— Task input —
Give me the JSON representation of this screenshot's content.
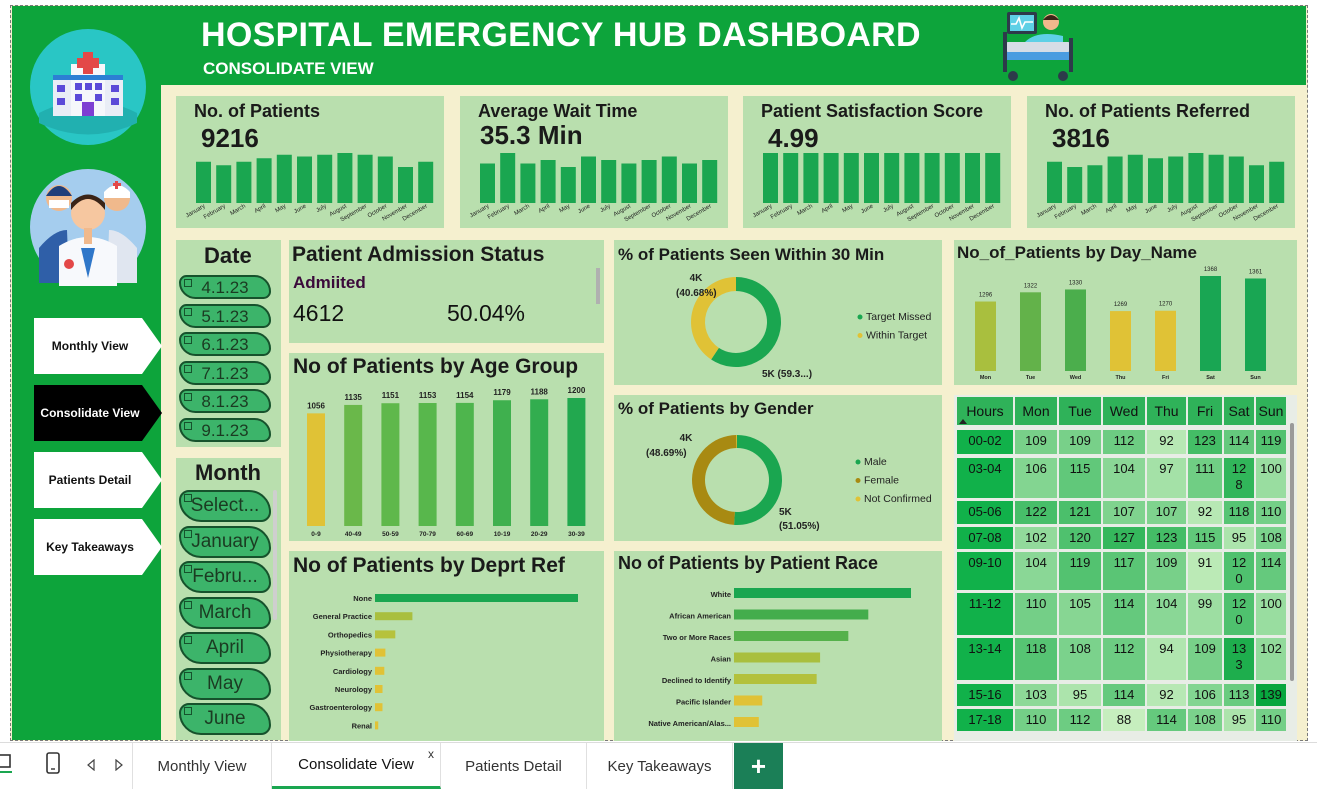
{
  "header": {
    "title": "HOSPITAL EMERGENCY HUB DASHBOARD",
    "subtitle": "CONSOLIDATE VIEW"
  },
  "nav": {
    "buttons": [
      {
        "label": "Monthly View",
        "active": false
      },
      {
        "label": "Consolidate View",
        "active": true
      },
      {
        "label": "Patients Detail",
        "active": false
      },
      {
        "label": "Key Takeaways",
        "active": false
      }
    ]
  },
  "months_short": [
    "January",
    "February",
    "March",
    "April",
    "May",
    "June",
    "July",
    "August",
    "September",
    "October",
    "November",
    "December"
  ],
  "kpis": [
    {
      "title": "No. of Patients",
      "value": "9216",
      "bars": [
        31,
        29,
        31,
        33,
        35,
        34,
        35,
        36,
        35,
        34,
        28,
        31
      ]
    },
    {
      "title": "Average Wait Time",
      "value": "35.3 Min",
      "bars": [
        35.2,
        35.5,
        35.2,
        35.3,
        35.1,
        35.4,
        35.3,
        35.2,
        35.3,
        35.4,
        35.2,
        35.3
      ]
    },
    {
      "title": "Patient Satisfaction Score",
      "value": "4.99",
      "bars": [
        4.99,
        4.99,
        4.99,
        4.99,
        4.99,
        4.99,
        4.99,
        4.99,
        4.99,
        4.99,
        4.99,
        4.99
      ]
    },
    {
      "title": "No. of Patients Referred",
      "value": "3816",
      "bars": [
        33,
        30,
        31,
        36,
        37,
        35,
        36,
        38,
        37,
        36,
        31,
        33
      ]
    }
  ],
  "date_slicer": {
    "title": "Date",
    "items": [
      "4.1.23",
      "5.1.23",
      "6.1.23",
      "7.1.23",
      "8.1.23",
      "9.1.23"
    ]
  },
  "month_slicer": {
    "title": "Month",
    "items": [
      "Select...",
      "January",
      "Febru...",
      "March",
      "April",
      "May",
      "June"
    ]
  },
  "admission": {
    "title": "Patient Admission Status",
    "label": "Admiited",
    "count": "4612",
    "percent": "50.04%"
  },
  "seen30": {
    "title": "% of Patients Seen Within 30 Min",
    "legend": [
      {
        "label": "Target Missed",
        "color": "#1aa650"
      },
      {
        "label": "Within Target",
        "color": "#e0c236"
      }
    ],
    "slices": [
      {
        "label": "5K (59.3...)",
        "value": 59.32,
        "color": "#1aa650"
      },
      {
        "label": "4K",
        "sublabel": "(40.68%)",
        "value": 40.68,
        "color": "#e0c236"
      }
    ]
  },
  "gender": {
    "title": "% of Patients by Gender",
    "legend": [
      {
        "label": "Male",
        "color": "#1aa650"
      },
      {
        "label": "Female",
        "color": "#a88a12"
      },
      {
        "label": "Not Confirmed",
        "color": "#e0c236"
      }
    ],
    "slices": [
      {
        "label": "5K",
        "sublabel": "(51.05%)",
        "value": 51.05,
        "color": "#1aa650"
      },
      {
        "label": "4K",
        "sublabel": "(48.69%)",
        "value": 48.69,
        "color": "#a88a12"
      },
      {
        "label": "",
        "value": 0.26,
        "color": "#e0c236"
      }
    ]
  },
  "chart_data": [
    {
      "type": "bar",
      "title": "No of Patients by Age Group",
      "categories": [
        "0-9",
        "40-49",
        "50-59",
        "70-79",
        "60-69",
        "10-19",
        "20-29",
        "30-39"
      ],
      "values": [
        1056,
        1135,
        1151,
        1153,
        1154,
        1179,
        1188,
        1200
      ],
      "colors": [
        "#e0c236",
        "#6ab84a",
        "#5fb84b",
        "#58b74c",
        "#4eb54d",
        "#3fb04e",
        "#32ad4f",
        "#22a84f"
      ]
    },
    {
      "type": "bar",
      "title": "No_of_Patients by Day_Name",
      "categories": [
        "Mon",
        "Tue",
        "Wed",
        "Thu",
        "Fri",
        "Sat",
        "Sun"
      ],
      "values": [
        1296,
        1322,
        1330,
        1269,
        1270,
        1368,
        1361
      ],
      "colors": [
        "#a9bf3e",
        "#63b24a",
        "#4bae4c",
        "#e0c236",
        "#e0c236",
        "#19a653",
        "#19a653"
      ]
    },
    {
      "type": "bar",
      "orientation": "horizontal",
      "title": "No of Patients by Deprt Ref",
      "categories": [
        "None",
        "General Practice",
        "Orthopedics",
        "Physiotherapy",
        "Cardiology",
        "Neurology",
        "Gastroenterology",
        "Renal"
      ],
      "values": [
        5400,
        995,
        540,
        276,
        248,
        200,
        199,
        86
      ],
      "colors": [
        "#1aa650",
        "#a9bf3e",
        "#b6c23c",
        "#e0c236",
        "#e0c236",
        "#e0c236",
        "#e0c236",
        "#e0c236"
      ]
    },
    {
      "type": "bar",
      "orientation": "horizontal",
      "title": "No of Patients by Patient Race",
      "categories": [
        "White",
        "African American",
        "Two or More Races",
        "Asian",
        "Declined to Identify",
        "Pacific Islander",
        "Native American/Alas..."
      ],
      "values": [
        2570,
        1950,
        1660,
        1250,
        1200,
        410,
        360
      ],
      "colors": [
        "#1aa650",
        "#43ad4c",
        "#55b14b",
        "#a9bf3e",
        "#b3c13c",
        "#e0c236",
        "#e0c236"
      ]
    }
  ],
  "heatmap": {
    "columns": [
      "Hours",
      "Mon",
      "Tue",
      "Wed",
      "Thu",
      "Fri",
      "Sat",
      "Sun"
    ],
    "rows": [
      {
        "hour": "00-02",
        "vals": [
          "109",
          "109",
          "112",
          "92",
          "123",
          "114",
          "119"
        ]
      },
      {
        "hour": "03-04",
        "vals": [
          "106",
          "115",
          "104",
          "97",
          "111",
          "12\n8",
          "100"
        ]
      },
      {
        "hour": "05-06",
        "vals": [
          "122",
          "121",
          "107",
          "107",
          "92",
          "118",
          "110"
        ]
      },
      {
        "hour": "07-08",
        "vals": [
          "102",
          "120",
          "127",
          "123",
          "115",
          "95",
          "108"
        ]
      },
      {
        "hour": "09-10",
        "vals": [
          "104",
          "119",
          "117",
          "109",
          "91",
          "12\n0",
          "114"
        ]
      },
      {
        "hour": "11-12",
        "vals": [
          "110",
          "105",
          "114",
          "104",
          "99",
          "12\n0",
          "100"
        ]
      },
      {
        "hour": "13-14",
        "vals": [
          "118",
          "108",
          "112",
          "94",
          "109",
          "13\n3",
          "102"
        ]
      },
      {
        "hour": "15-16",
        "vals": [
          "103",
          "95",
          "114",
          "92",
          "106",
          "113",
          "139"
        ]
      },
      {
        "hour": "17-18",
        "vals": [
          "110",
          "112",
          "88",
          "114",
          "108",
          "95",
          "110"
        ]
      }
    ]
  },
  "tabs": [
    {
      "label": "Monthly View"
    },
    {
      "label": "Consolidate View",
      "active": true
    },
    {
      "label": "Patients Detail"
    },
    {
      "label": "Key Takeaways"
    }
  ],
  "tab_close": "x",
  "add_tab": "+",
  "icons": [
    "desktop-icon",
    "mobile-icon",
    "prev-arrow-icon",
    "next-arrow-icon",
    "hospital-logo-icon",
    "doctors-icon",
    "patient-bed-icon"
  ]
}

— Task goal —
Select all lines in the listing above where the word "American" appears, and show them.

— Exercise solution —
        "African American",
        "Native American/Alas..."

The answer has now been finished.